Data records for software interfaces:
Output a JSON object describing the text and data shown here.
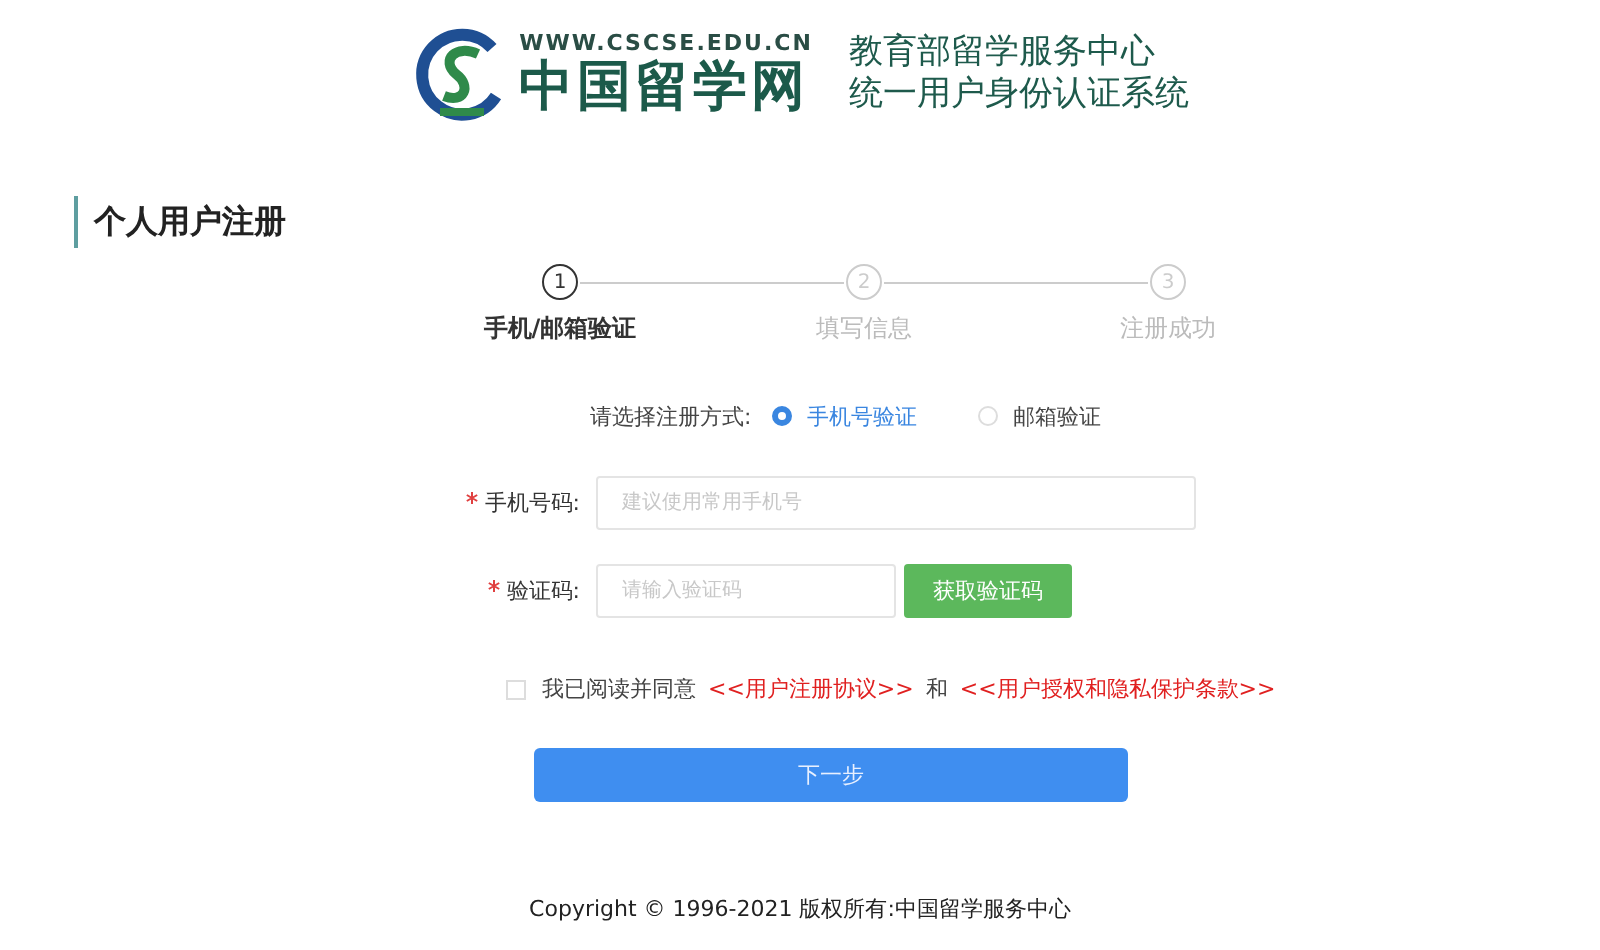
{
  "header": {
    "site_url": "WWW.CSCSE.EDU.CN",
    "site_name": "中国留学网",
    "title_lines": [
      "教育部留学服务中心",
      "统一用户身份认证系统"
    ]
  },
  "page_title": "个人用户注册",
  "steps": [
    {
      "number": "1",
      "label": "手机/邮箱验证",
      "selected": true
    },
    {
      "number": "2",
      "label": "填写信息",
      "selected": false
    },
    {
      "number": "3",
      "label": "注册成功",
      "selected": false
    }
  ],
  "method": {
    "label": "请选择注册方式:",
    "options": [
      {
        "label": "手机号验证",
        "selected": true
      },
      {
        "label": "邮箱验证",
        "selected": false
      }
    ]
  },
  "fields": [
    {
      "label": "手机号码:",
      "required": true,
      "placeholder": "建议使用常用手机号"
    },
    {
      "label": "验证码:",
      "required": true,
      "placeholder": "请输入验证码",
      "button": "获取验证码"
    }
  ],
  "agreement": {
    "checked": false,
    "text": "我已阅读并同意",
    "link_1": "<<用户注册协议>>",
    "conjunction": "和",
    "link_2": "<<用户授权和隐私保护条款>>"
  },
  "next_button": "下一步",
  "copyright": "Copyright © 1996-2021 版权所有:中国留学服务中心"
}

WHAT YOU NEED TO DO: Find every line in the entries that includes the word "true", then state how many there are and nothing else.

EXERCISE RESULT: 4